Phone calls home
- A phone call home is much better than an email. Call home to every student.
- Those who are doing well – tell their parents and express your happiness to have them in class.
- Those who don’t play the instrument at home – “Johnny seems to be struggling in Band and is having a hard time keeping up. He seems upset that he can’t play the instrument as well as the others. How often do you encourage him to play at home?” This is usually met with parents who feel guilty for not making sure their child does his homework. Word gets out through the students that you call home.
“Play” instead of “Practice”
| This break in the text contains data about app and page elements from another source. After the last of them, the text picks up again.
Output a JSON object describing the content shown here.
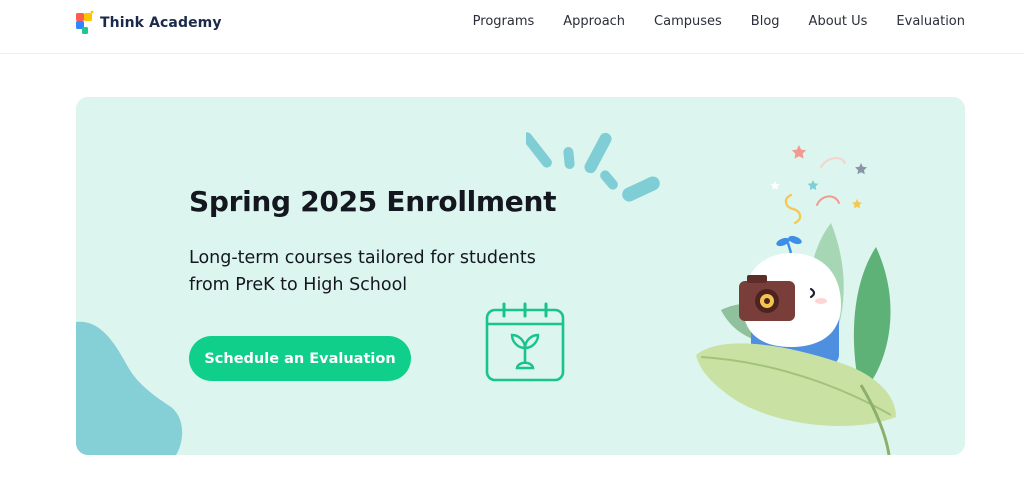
{
  "brand": {
    "name": "Think Academy"
  },
  "nav": {
    "items": [
      "Programs",
      "Approach",
      "Campuses",
      "Blog",
      "About Us",
      "Evaluation"
    ]
  },
  "hero": {
    "title": "Spring 2025 Enrollment",
    "subtitle_line1": "Long-term courses tailored for students",
    "subtitle_line2": "from PreK to High School",
    "cta_label": "Schedule an Evaluation"
  },
  "icons": {
    "logo": "think-academy-logo-icon",
    "calendar": "calendar-sprout-icon",
    "mascot": "mascot-with-camera-illustration"
  },
  "colors": {
    "banner_bg": "#dcf5ee",
    "cta_bg": "#0fcf8b",
    "accent_blue": "#85cfd6",
    "icon_green": "#19c48a",
    "brand_navy": "#1b2a4a"
  }
}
I’ve gotten rid of the word practice. It sounds boring. What do you do outside with friends? You play. What do you do in soccer? You play. Video games? You play. It is fun to play. What do you do with your instrument at home? You play!
Encourage with “You Can’t”
Sometimes telling students that they can’t do something will work very well. They will be ignited to rise to the challenge. Saying it in a joking way adds to the fun atmosphere of the class and makes students work hard to prove me wrong.
Window Into the Classroom Concert
Schedule this during Fall Parent/Teacher conferences. It is a 30 minute, informal concert that walks parents through what a band rehearsal looks like. This has been extremely successful for me and the program, and parents LOVE it.
I have older students – 6-12th grade – come after school on a designated day to help coach my beginners. As with any sort of student leadership program, the benefits are boundless for everybody. I have more time to work one-on-one with kids, the mentors are learning more about themselves and their instruments, and the beginners are seeing role models as people they could become.
Other FUN things
- Students get to conduct the band through Happy Birthday when it is their birthday.
- Have students name their instruments… creates a bond with it.
When a student quits
I will intervene with emails or phone calls home trying to find the real reason (usually can be mitigated with an instrument change or heart-to-heart conversation). Citing recent and relevant research pertaining to children learning a musical instrument, actively participating in music-making, and how it positively affects their brains can work with many quitters.
If a child does decide to quit, I make sure to impart on them that they are welcome back at anytime. I remain friendly with them in passing, saying their name with a smile. They may come back someday.
The Bottom Line
Kids will mostly stay in the program if they know you care about them, if they are achieving success, and are having fun. We have to create the right environments for all of that to be true everyday.
See “Resources” page for suggested readings that discuss these topics more in depth.